There’s questions around whether trigger points cause fibromyalgia or whether it’s the other way around, or maybe the conditions aren’t even linked. One thing however is known for certain and that’s that you can have widespread trigger points (myofascial pain syndrome) and fibromyalgia at the same time. Hypersensitive spots in several parts of the body typify both myofascial pain and fibromyalgia. With fibromyalgia these spots are referred to as ‘tender points’ rather than trigger points. These conditions are easily mistaken for one another.

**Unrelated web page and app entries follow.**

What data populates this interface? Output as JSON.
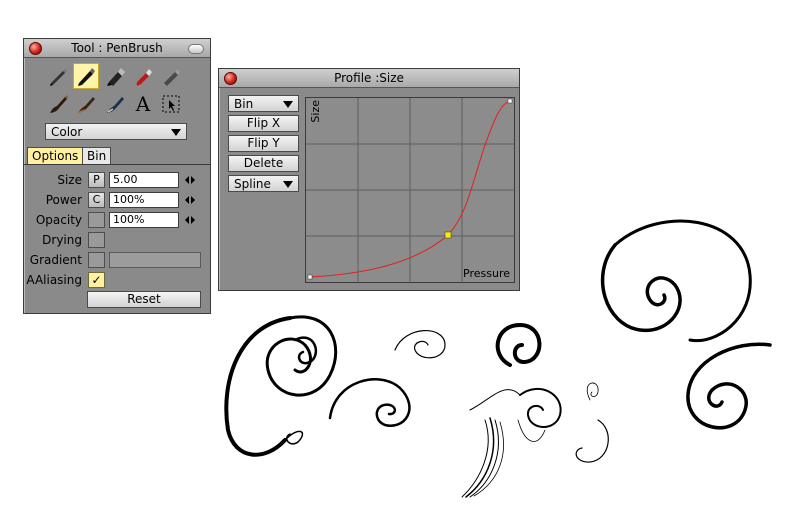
{
  "tool_panel": {
    "title": "Tool : PenBrush",
    "color_dropdown": "Color",
    "tabs": [
      {
        "label": "Options"
      },
      {
        "label": "Bin"
      }
    ],
    "rows": {
      "size": {
        "label": "Size",
        "mode": "P",
        "value": "5.00"
      },
      "power": {
        "label": "Power",
        "mode": "C",
        "value": "100%"
      },
      "opacity": {
        "label": "Opacity",
        "value": "100%"
      },
      "drying": {
        "label": "Drying"
      },
      "gradient": {
        "label": "Gradient"
      },
      "aaliasing": {
        "label": "AAliasing",
        "checked": true,
        "check_glyph": "✓"
      }
    },
    "reset_label": "Reset",
    "brushes": [
      {
        "name": "pencil-icon"
      },
      {
        "name": "pen-icon",
        "selected": true
      },
      {
        "name": "marker-icon"
      },
      {
        "name": "airbrush-icon"
      },
      {
        "name": "crayon-icon"
      },
      {
        "name": "brush-icon"
      },
      {
        "name": "smudge-icon"
      },
      {
        "name": "eraser-icon"
      },
      {
        "name": "text-icon",
        "glyph": "A"
      },
      {
        "name": "selection-icon"
      }
    ]
  },
  "profile_panel": {
    "title": "Profile :Size",
    "buttons": {
      "bin": "Bin",
      "flip_x": "Flip X",
      "flip_y": "Flip Y",
      "delete": "Delete",
      "spline": "Spline"
    },
    "graph": {
      "x_label": "Pressure",
      "y_label": "Size"
    }
  },
  "colors": {
    "panel_bg": "#8a8a8a",
    "highlight": "#fff1a0",
    "curve": "#e02020",
    "control_point": "#ffea00"
  }
}
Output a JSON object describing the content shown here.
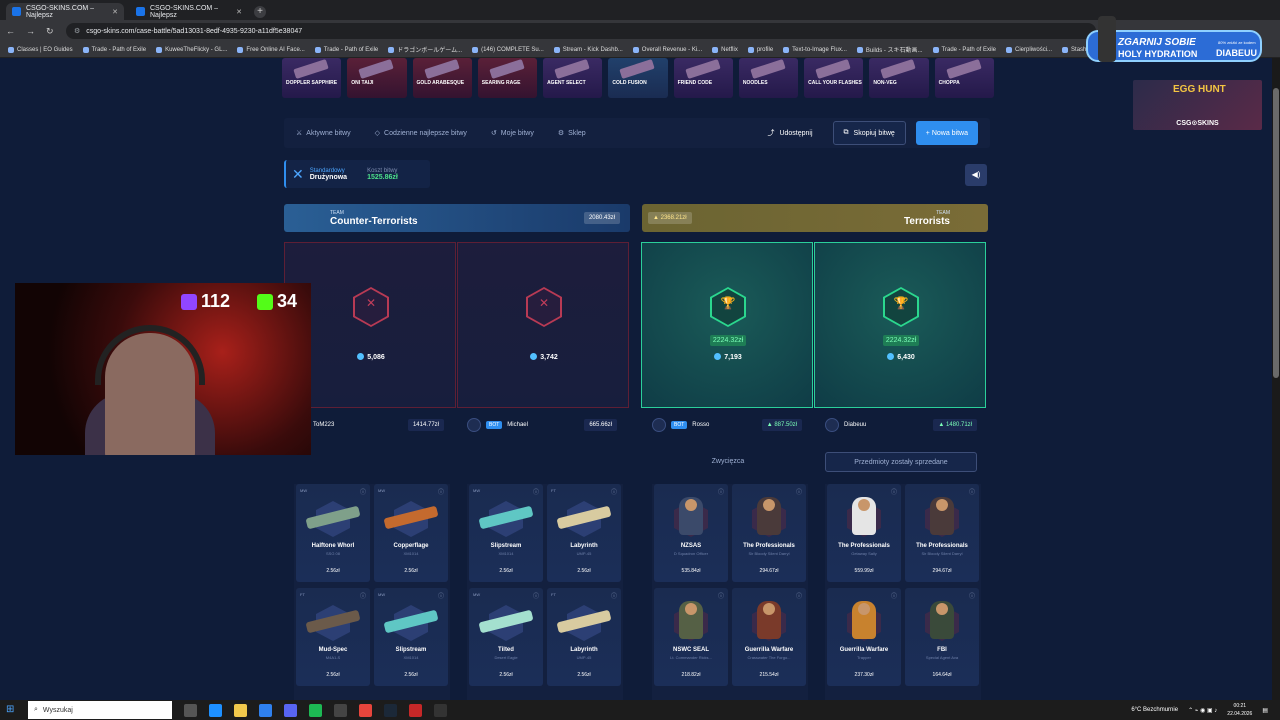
{
  "browser": {
    "tabs": [
      {
        "label": "CSGO-SKINS.COM – Najlepsz",
        "active": true
      },
      {
        "label": "CSGO-SKINS.COM – Najlepsz",
        "active": false
      }
    ],
    "url": "csgo-skins.com/case-battle/5ad13031-8edf-4935-9230-a11df5e38047",
    "bookmarks": [
      "Classes | EO Guides",
      "Trade - Path of Exile",
      "KuweeTheFlicky - GL...",
      "Free Online AI Face...",
      "Trade - Path of Exile",
      "ドラゴンボールゲーム...",
      "(146) COMPLETE Su...",
      "Stream - Kick Dashb...",
      "Overall Revenue - Ki...",
      "Netflix",
      "profile",
      "Text-to-Image Flux...",
      "Builds - スキ石動画...",
      "Trade - Path of Exile",
      "Cierpliwości...",
      "Stash"
    ]
  },
  "livedrops": [
    {
      "name": "DOPPLER SAPPHIRE",
      "tone": "purple"
    },
    {
      "name": "ONI TAIJI",
      "tone": "red"
    },
    {
      "name": "GOLD ARABESQUE",
      "tone": "red"
    },
    {
      "name": "SEARING RAGE",
      "tone": "red"
    },
    {
      "name": "AGENT SELECT",
      "tone": "purple"
    },
    {
      "name": "COLD FUSION",
      "tone": "blue"
    },
    {
      "name": "FRIEND CODE",
      "tone": "purple"
    },
    {
      "name": "NOODLES",
      "tone": "purple"
    },
    {
      "name": "CALL YOUR FLASHES",
      "tone": "purple"
    },
    {
      "name": "NON-VEG",
      "tone": "purple"
    },
    {
      "name": "CHOPPA",
      "tone": "purple"
    }
  ],
  "nav": {
    "active_battles": "Aktywne bitwy",
    "daily_best": "Codzienne najlepsze bitwy",
    "my_battles": "Moje bitwy",
    "shop": "Sklep",
    "share": "Udostępnij",
    "copy_battle": "Skopiuj bitwę",
    "new_battle": "+ Nowa bitwa"
  },
  "mode": {
    "type": "Standardowy",
    "name": "Drużynowa",
    "cost_label": "Koszt bitwy",
    "cost_value": "1525.86zł"
  },
  "teams": {
    "ct": {
      "small": "TEAM",
      "name": "Counter-Terrorists",
      "value": "2080.43zł"
    },
    "t": {
      "small": "TEAM",
      "name": "Terrorists",
      "value": "2368.21zł"
    }
  },
  "slots": [
    {
      "result": "lose",
      "coins": "5,086",
      "amount": ""
    },
    {
      "result": "lose",
      "coins": "3,742",
      "amount": ""
    },
    {
      "result": "win",
      "coins": "7,193",
      "amount": "2224.32zł"
    },
    {
      "result": "win",
      "coins": "6,430",
      "amount": "2224.32zł"
    }
  ],
  "players": [
    {
      "name": "ToM223",
      "bot": false,
      "value": "1414.77zł"
    },
    {
      "name": "Michael",
      "bot": true,
      "bot_label": "BOT",
      "value": "665.66zł"
    },
    {
      "name": "Rosso",
      "bot": true,
      "bot_label": "BOT",
      "value": "887.50zł"
    },
    {
      "name": "Diabeuu",
      "bot": false,
      "value": "1480.71zł"
    }
  ],
  "status": {
    "winners": "Zwycięzca",
    "sold": "Przedmioty zostały sprzedane"
  },
  "columns": [
    {
      "items": [
        {
          "cond": "MW",
          "name": "Halftone Whorl",
          "sub": "SSG 08",
          "price": "2.56zł",
          "kind": "gun",
          "color": "#7fa08a"
        },
        {
          "cond": "MW",
          "name": "Copperflage",
          "sub": "XM1014",
          "price": "2.56zł",
          "kind": "gun",
          "color": "#c46a2e"
        },
        {
          "cond": "FT",
          "name": "Mud-Spec",
          "sub": "M4A1-S",
          "price": "2.56zł",
          "kind": "gun",
          "color": "#6b5a4a"
        },
        {
          "cond": "MW",
          "name": "Slipstream",
          "sub": "XM1014",
          "price": "2.56zł",
          "kind": "gun",
          "color": "#5fc7c4"
        }
      ]
    },
    {
      "items": [
        {
          "cond": "MW",
          "name": "Slipstream",
          "sub": "XM1014",
          "price": "2.56zł",
          "kind": "gun",
          "color": "#5fc7c4"
        },
        {
          "cond": "FT",
          "name": "Labyrinth",
          "sub": "UMP-45",
          "price": "2.56zł",
          "kind": "gun",
          "color": "#d8cba0"
        },
        {
          "cond": "MW",
          "name": "Tilted",
          "sub": "Desert Eagle",
          "price": "2.56zł",
          "kind": "gun",
          "color": "#a4e0cf"
        },
        {
          "cond": "FT",
          "name": "Labyrinth",
          "sub": "UMP-45",
          "price": "2.56zł",
          "kind": "gun",
          "color": "#d8cba0"
        }
      ]
    },
    {
      "items": [
        {
          "cond": "",
          "name": "NZSAS",
          "sub": "D Squadron Officer",
          "price": "535.84zł",
          "kind": "agent",
          "color": "#3b4a6a"
        },
        {
          "cond": "",
          "name": "The Professionals",
          "sub": "Sir Bloody Silent Darryl",
          "price": "294.67zł",
          "kind": "agent",
          "color": "#4a3a3a"
        },
        {
          "cond": "",
          "name": "NSWC SEAL",
          "sub": "Lt. Commander Ricks...",
          "price": "218.82zł",
          "kind": "agent",
          "color": "#556045"
        },
        {
          "cond": "",
          "name": "Guerrilla Warfare",
          "sub": "Crasswater The Forgo...",
          "price": "215.54zł",
          "kind": "agent",
          "color": "#7a3a2a"
        }
      ]
    },
    {
      "items": [
        {
          "cond": "",
          "name": "The Professionals",
          "sub": "Getaway Sally",
          "price": "559.99zł",
          "kind": "agent",
          "color": "#e5e5e5"
        },
        {
          "cond": "",
          "name": "The Professionals",
          "sub": "Sir Bloody Silent Darryl",
          "price": "294.67zł",
          "kind": "agent",
          "color": "#4a3a3a"
        },
        {
          "cond": "",
          "name": "Guerrilla Warfare",
          "sub": "Trapper",
          "price": "237.30zł",
          "kind": "agent",
          "color": "#c8822e"
        },
        {
          "cond": "",
          "name": "FBI",
          "sub": "Special Agent Ava",
          "price": "164.64zł",
          "kind": "agent",
          "color": "#3a4a3a"
        }
      ]
    }
  ],
  "webcam": {
    "twitch_count": "112",
    "kick_count": "34",
    "twitch_color": "#9146ff",
    "kick_color": "#53fc18"
  },
  "overlay": {
    "line1": "ZGARNIJ SOBIE",
    "line2": "HOLY HYDRATION",
    "small": "80% zniżki ze kodem",
    "code": "DIABEUU"
  },
  "promo": {
    "title": "EGG HUNT",
    "brand": "CSG⊙SKINS"
  },
  "taskbar": {
    "search": "Wyszukaj",
    "weather": "6°C  Bezchmurnie",
    "time": "00:21",
    "date": "22.04.2026"
  }
}
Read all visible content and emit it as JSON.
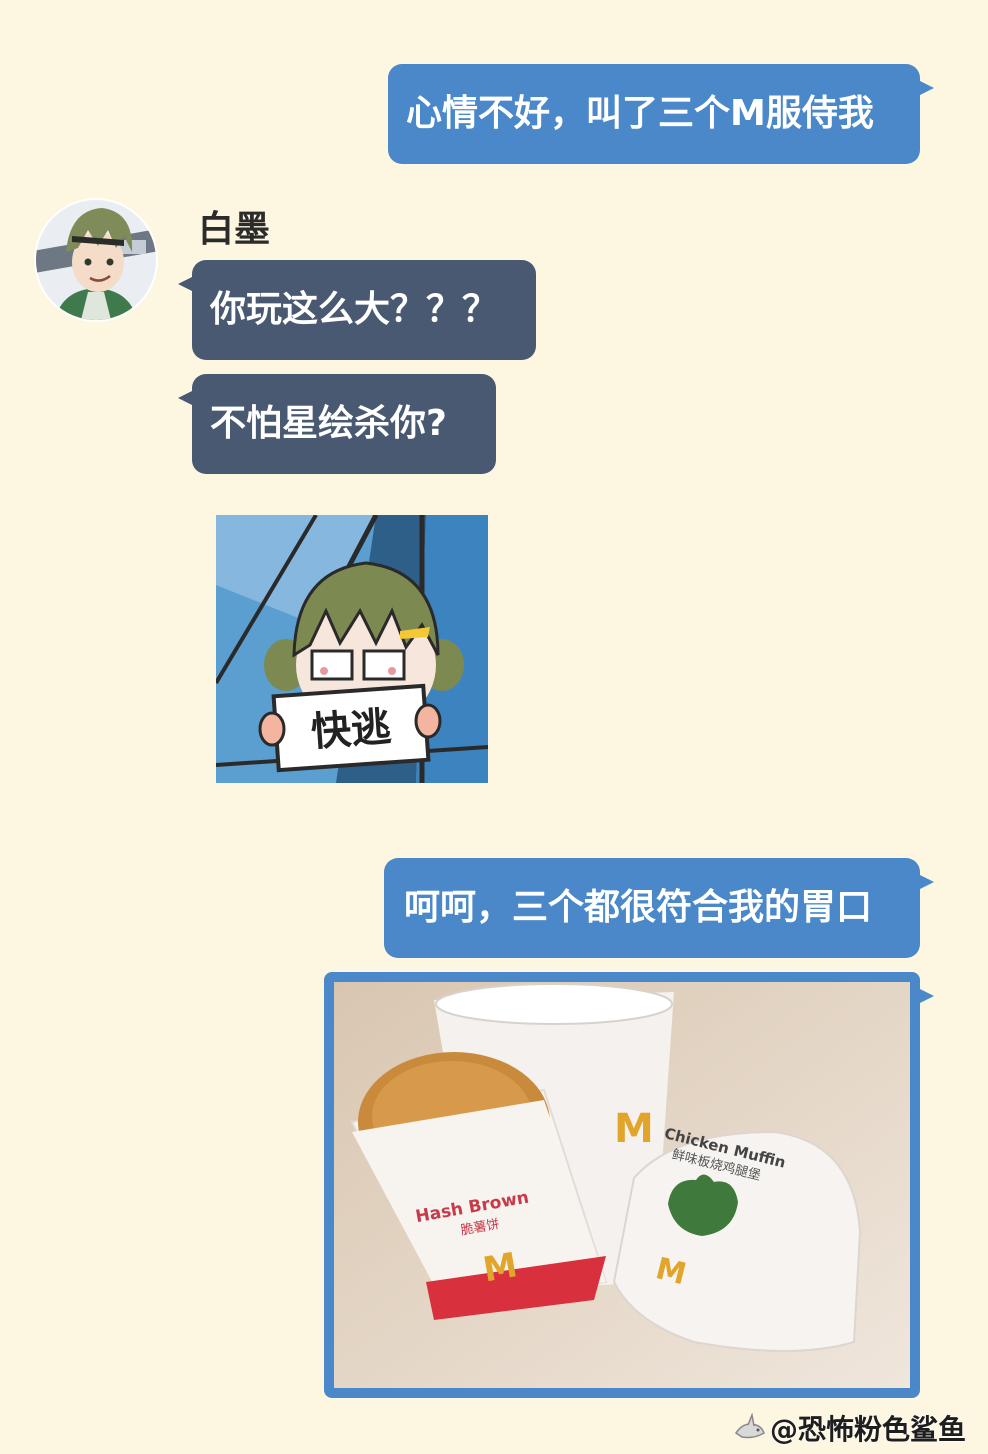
{
  "messages": [
    {
      "side": "right",
      "text": "心情不好，叫了三个M服侍我"
    },
    {
      "side": "left",
      "text": "你玩这么大？？？"
    },
    {
      "side": "left",
      "text": "不怕星绘杀你?"
    },
    {
      "side": "right",
      "text": "呵呵，三个都很符合我的胃口"
    }
  ],
  "contact": {
    "name": "白墨"
  },
  "sticker": {
    "sign_text": "快逃"
  },
  "photo": {
    "hash_brown_label": "Hash Brown",
    "hash_brown_cn": "脆薯饼",
    "muffin_label": "Chicken Muffin",
    "muffin_cn": "鲜味板烧鸡腿堡",
    "brand_mark": "M"
  },
  "watermark": {
    "text": "@恐怖粉色鲨鱼"
  },
  "colors": {
    "background": "#fdf6e1",
    "outgoing": "#4a88c9",
    "incoming": "#4a5972"
  }
}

Myofascial pain is usually localised and its cause is very definite in the form of trigger points, whose extreme tenderness gives away their location. People with fibromyalgia however often hurt all over and can’t even tolerate the slightest of touches. Tender points are usually present everywhere and are not just limited to muscles. The cause of fibromyalgia is believed to be systemic rather than something muscle specific and this is why the whole body is usually involved.
Typical examples of myofascial pain syndrome include headaches that are often diagnosed as tension, sinus or migraine. Neck pain that radiates into the arm and forearm and into the lower back, thigh and leg it is often myofascial in origin. When a person does experience radiating pain of burning or numbness into their extremities and their MRI scans and EMG studies are normal, the symptoms are almost always myofascial pain. If the person receives treatment that is directed towards the myofascial element of pain their symptoms will usually improve.